Tentative Class Schedule

WeekDayDateActivities and Due Dates
1WJan 29Introduce course. Discuss: What is Science Fiction? Lecture: Mary Shelley and her novel Frankenstein. View it online:
2WFeb 5Frankenstein, Introduction, Preface, and Volume I (Opening Letters and Chapters 1-8) and Frankenstein Volume II (Chapters 9-17)
3WFeb 12No Classes
4WFeb 19Frankenstein Volume III (Chapters 18-24)
5WFeb 26H.G. Wells, The Time Machine (abridged),   E.M. Forster, “The Machine Stops,”  
6WMar 4Edgar Rice Burroughs, A Princess of Mars (Chapters I, II, III, IV, X, XI, XIX, XXIV-end),   C. L. Moore, “Shambleau”    
7WMar 11Class Notes, Midterm due—hand in your notes so far in the class as originals or copy (hard copy or digital).

In-Class Video: Flash Gordon
8WMar 18No class due to the instructional recess. Schedule resumes next week.  
9WMar 25Isaac Asimov, “Reason”   Ray Bradbury, “The Fireman”  
10WApr 1Recalibration Period for Educational Equity, see this message from Chancellor Matos Rodriguez for additional details.
12TApr 7Conversion Day

Robert Heinlein, “—All You Zombies”  

Tom Godwin, “The Cold Equations”  

No class on Wednesday, April 8, for shortened spring recess, see this message from Chancellor Matos Rodriquez for additional details.
13WApr 15Video: Forbidden Planet,

Lecture on Conducting Research and Discussing the Research Essay
14WApr 22Harlan Ellison, “Repent, Harlequin, Said the Ticktockman!”,+Harlan+–+Repent,+Harlequin+Said+the+Ticktockman.pdf   Philip K. Dick, “The Electric Ant”
14WApr 29Samuel R. Delany, “Aye, and Gomorrah”    

James Tiptree, Jr., “The Women Men Don’t See”     In-class video:

Star Trek, “The City on the Edge of Forever,” (Season 1, Episode 28)
15WMay 6Ursula K. LeGuin, “Nine Lives”   Octavia Butler, “Speech Sounds”  
16WMay 13William Gibson, “Burning Chrome,”  

Video: The X-Files: “Kill Switch,” (Season 5, Episode 11)  
17WMay 20Research Essay due before class as a post on our OpenLab site.   Class Notes, End of Semester due as a scanned PDF emailed to Prof.

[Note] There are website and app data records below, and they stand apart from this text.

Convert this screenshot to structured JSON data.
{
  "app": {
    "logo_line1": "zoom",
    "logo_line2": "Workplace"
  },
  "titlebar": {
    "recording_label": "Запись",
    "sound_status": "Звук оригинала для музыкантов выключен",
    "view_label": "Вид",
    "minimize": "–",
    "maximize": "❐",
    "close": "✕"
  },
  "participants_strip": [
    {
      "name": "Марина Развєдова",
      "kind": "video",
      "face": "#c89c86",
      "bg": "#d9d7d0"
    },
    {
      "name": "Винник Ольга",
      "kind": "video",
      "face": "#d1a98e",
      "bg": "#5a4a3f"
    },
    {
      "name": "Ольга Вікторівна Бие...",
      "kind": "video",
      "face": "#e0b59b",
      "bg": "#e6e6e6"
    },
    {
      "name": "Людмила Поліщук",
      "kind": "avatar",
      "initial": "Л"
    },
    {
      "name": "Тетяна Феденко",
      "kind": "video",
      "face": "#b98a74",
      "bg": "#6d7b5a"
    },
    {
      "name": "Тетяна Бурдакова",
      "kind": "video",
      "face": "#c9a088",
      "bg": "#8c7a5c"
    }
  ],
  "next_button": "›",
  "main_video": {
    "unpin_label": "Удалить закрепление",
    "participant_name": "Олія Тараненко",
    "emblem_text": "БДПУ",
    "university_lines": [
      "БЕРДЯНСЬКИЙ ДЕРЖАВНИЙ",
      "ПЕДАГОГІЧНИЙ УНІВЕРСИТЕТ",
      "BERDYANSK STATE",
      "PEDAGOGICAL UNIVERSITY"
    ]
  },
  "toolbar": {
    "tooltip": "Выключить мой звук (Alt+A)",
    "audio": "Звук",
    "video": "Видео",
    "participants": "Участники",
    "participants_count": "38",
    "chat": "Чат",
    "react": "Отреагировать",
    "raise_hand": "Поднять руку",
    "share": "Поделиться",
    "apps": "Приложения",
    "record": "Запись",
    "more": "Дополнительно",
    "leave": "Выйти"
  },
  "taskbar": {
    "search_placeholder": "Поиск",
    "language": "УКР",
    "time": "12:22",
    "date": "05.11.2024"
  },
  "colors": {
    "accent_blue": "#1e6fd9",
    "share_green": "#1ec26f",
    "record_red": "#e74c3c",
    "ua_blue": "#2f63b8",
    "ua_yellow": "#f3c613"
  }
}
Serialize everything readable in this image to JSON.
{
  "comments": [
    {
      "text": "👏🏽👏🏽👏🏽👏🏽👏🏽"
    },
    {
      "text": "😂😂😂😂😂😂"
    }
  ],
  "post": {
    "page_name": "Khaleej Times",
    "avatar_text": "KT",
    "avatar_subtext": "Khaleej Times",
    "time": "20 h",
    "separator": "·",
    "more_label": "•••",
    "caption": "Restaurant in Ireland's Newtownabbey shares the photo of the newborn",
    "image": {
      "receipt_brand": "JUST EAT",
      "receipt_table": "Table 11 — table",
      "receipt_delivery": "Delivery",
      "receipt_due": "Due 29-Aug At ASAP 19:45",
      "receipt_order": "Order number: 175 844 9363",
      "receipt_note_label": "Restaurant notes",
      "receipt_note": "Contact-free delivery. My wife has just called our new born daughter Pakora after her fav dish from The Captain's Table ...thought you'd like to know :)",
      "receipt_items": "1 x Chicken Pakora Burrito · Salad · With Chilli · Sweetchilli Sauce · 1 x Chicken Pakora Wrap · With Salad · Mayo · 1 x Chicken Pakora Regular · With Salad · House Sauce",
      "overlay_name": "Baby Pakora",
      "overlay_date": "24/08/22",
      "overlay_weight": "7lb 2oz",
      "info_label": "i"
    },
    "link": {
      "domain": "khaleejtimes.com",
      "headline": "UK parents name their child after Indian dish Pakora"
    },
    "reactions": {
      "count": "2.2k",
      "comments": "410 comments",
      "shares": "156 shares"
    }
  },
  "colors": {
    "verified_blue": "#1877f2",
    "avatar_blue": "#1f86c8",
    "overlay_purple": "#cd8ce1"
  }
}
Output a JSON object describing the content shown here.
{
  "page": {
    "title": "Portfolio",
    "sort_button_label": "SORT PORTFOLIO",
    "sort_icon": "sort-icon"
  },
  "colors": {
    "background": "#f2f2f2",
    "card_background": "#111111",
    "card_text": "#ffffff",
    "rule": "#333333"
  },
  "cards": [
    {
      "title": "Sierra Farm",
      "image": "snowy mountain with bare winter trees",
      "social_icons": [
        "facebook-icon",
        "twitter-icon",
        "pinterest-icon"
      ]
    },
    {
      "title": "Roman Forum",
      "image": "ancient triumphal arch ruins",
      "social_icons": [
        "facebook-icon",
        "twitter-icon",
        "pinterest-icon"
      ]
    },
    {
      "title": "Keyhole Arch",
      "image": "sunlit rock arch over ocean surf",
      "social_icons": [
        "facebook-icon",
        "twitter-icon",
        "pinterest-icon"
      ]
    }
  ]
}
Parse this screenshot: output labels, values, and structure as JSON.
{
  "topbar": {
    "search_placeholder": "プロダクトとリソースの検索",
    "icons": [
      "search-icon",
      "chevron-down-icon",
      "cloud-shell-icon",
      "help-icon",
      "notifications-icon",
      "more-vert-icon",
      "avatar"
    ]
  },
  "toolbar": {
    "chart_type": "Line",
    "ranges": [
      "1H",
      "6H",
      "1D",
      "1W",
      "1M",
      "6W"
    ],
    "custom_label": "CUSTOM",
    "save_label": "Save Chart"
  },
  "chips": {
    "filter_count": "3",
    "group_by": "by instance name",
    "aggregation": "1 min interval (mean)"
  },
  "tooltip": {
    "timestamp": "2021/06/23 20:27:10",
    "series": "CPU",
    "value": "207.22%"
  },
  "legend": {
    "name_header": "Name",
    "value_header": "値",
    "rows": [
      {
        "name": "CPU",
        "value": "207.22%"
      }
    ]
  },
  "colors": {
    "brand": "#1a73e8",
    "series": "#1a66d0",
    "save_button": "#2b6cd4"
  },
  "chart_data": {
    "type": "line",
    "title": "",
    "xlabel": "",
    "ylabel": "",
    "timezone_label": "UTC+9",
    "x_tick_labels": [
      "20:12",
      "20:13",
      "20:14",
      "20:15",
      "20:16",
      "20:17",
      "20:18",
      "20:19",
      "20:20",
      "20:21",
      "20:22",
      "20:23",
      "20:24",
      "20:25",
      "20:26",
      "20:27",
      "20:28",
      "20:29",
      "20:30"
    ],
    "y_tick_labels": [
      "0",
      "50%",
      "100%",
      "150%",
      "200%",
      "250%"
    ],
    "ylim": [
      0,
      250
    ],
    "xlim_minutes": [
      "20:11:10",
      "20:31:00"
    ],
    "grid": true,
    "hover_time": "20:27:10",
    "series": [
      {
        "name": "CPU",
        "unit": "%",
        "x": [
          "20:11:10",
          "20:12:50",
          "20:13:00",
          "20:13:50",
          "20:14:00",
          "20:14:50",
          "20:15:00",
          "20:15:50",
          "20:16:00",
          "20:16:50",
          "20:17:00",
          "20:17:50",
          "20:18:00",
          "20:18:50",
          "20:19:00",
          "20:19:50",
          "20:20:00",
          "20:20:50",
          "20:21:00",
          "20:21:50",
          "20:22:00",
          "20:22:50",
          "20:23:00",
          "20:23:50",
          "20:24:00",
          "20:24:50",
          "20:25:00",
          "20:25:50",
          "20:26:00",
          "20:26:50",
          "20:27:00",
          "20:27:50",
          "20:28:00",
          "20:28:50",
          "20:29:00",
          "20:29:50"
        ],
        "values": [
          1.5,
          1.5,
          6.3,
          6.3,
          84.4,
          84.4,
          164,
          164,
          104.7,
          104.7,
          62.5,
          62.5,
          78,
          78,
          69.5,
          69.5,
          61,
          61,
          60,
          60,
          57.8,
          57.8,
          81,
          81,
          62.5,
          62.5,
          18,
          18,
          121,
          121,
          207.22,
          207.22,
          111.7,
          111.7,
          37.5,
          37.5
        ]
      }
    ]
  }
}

Ellis.   Final Exam due as a Word docx file emailed to Prof. Ellis.